Patricia Redlich

Sunday, February 28, 2010

Abusive Father

27th September, 2009


There's a man who seems to hate me more than anything else in the world. Normally this wouldn't be a problem, but in this case that man happens to be my father. I have absolutely no idea how to deal with this situation.

I realized how serious this hatred was from an early age. He would constantly insult me, often for no logical reason, accused me of being unable to 'love', and told other people, right in front of me, that he loved my siblings more than me. I think you get the picture.

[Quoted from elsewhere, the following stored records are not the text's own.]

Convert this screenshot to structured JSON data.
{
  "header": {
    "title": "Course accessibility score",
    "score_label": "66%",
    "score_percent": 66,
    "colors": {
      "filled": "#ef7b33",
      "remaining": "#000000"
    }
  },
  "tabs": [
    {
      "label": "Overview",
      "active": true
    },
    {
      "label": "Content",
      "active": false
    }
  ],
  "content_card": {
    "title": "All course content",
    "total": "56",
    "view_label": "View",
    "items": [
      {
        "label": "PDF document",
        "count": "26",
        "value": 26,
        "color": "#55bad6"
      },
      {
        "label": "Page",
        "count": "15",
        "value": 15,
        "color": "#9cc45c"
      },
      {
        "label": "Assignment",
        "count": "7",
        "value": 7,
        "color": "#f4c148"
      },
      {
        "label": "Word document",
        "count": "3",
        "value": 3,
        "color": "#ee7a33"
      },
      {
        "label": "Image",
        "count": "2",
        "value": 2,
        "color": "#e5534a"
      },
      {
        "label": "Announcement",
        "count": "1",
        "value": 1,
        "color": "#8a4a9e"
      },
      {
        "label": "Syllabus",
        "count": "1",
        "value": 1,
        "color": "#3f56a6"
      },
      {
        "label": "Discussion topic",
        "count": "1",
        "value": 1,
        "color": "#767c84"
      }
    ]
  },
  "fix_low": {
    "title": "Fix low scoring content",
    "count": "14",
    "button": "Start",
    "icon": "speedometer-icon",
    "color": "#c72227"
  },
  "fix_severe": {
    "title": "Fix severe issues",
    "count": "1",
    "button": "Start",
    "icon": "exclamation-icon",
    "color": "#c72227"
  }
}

As a teenager, I responded with complete indifference. Conversations between us were utterly banal. In my eyes, our strained relationship had little chance of redemption. On the other hand, I realized that my siblings enjoyed a normal relationship with him. So maybe our relationship suffered because I'm a little introverted. Or maybe it was because I'm a homosexual. I don't know. In my mid-teens, my drunken father hit me on a few occasions - he's a chronic alcoholic and often threatened violence. I felt very forlorn on these occasions, even blaming my mother for marrying the man.

Looking back, perhaps I could have done more to make things work. But seeing the person my father is now, I don't think he is someone I would want to have anything to do with - for the sake of my own sanity if nothing else. Yet I get on great with my family which is why I feel such conflict. I respect that my siblings have a working relationship with my father and don't want to interfere with that. I used to be depressed but since I went away to college I've cheered up immensely. Now, however, I've been back for the summer and basically thought every day about moving out, just to get away from him. But I'm also annoyed that I may have to sacrifice my entire family just to please his majesty.

How should I approach him when he challenges me? Responding with my fists doesn't seem to be very effective.

No, fists aren't very effective. They are also decidedly beneath your dignity. Not an option.

There's a lot of pain in the situation you face. And you are handling it magnificently. Basically you have a father who rejected you, who still rejects you, using you as a scapegoat for his own serious shortcomings. Of course when you were young you were angry at your mother for marrying this man. You wanted her to defend you. More, you wanted her to take a principled stand - to make it clear that your father's behaviour was unacceptable. Undoubtedly, deep down, you wanted her to throw him out. Why not? He was an abusive alcoholic who picked on you, a defenceless child. Your wish to be rid of him was entirely justified.

On top of that, the various members of your family effectively accommodated your father's behaviour. Families do that. They keep the family glued together, even if it entails one member being picked on - sacrificed, if you like, to a greater or lesser degree. Perhaps they all did make a stand. Perhaps they restrained your father when he became really nasty. Perhaps your mother had endless rows with him about it. Undoubtedly they tried their very best. As you point out, however, a man who continues his nastiness to you is still in the bosom of the family. Yes, I hear you. I understand that you respect the fact that your siblings have a working relationship with him - your mother too. What I'm saying back to you is that it took real heroism on your part to reach that position. I suspect a lot of angry heartbreak may still lurk beneath your generosity and maturity.

Just make sure that anger is never turned against yourself. Because no, you could not have done it any better. Your father's viciousness towards you is a scar on his own soul. It is neither your fault nor your responsibility. Take care that you make choices which are in your own best interest. I'm talking in particular about how you continue your contact with your family. You've said it yourself. For the sake of your sanity, you should stay far away from this destructive man. So maybe at some stage in the future the family home will no longer be the sole focal point for family togetherness. And you will choose other settings for seeing your family.

Don't misunderstand. I applaud the fact that you're still battling. And of course the question is valid as to why it should be you who shifts. The point is, it may be the most intelligent, creative, brave and mature decision to make. Some situations in life are toxic. And sometimes we're powerless to change that. Continuing the battle under those circumstances can be self-destructive. A tactical withdrawal is a positive statement of self-love. It's not defeat. It's the road to winning.

You are still very young. And it's important you stay emotionally safe - which means only taking on what you feel you can handle. When I talk about you beginning to find new ways and alternative locations for family interaction, I'm not trying to set you a challenge. I'm just painting a future way forward for a good, kind, generous and loving young man, who deserves to be treated with dignity and respect.
Irish based professional therapist and journalist. Website By : Deise Design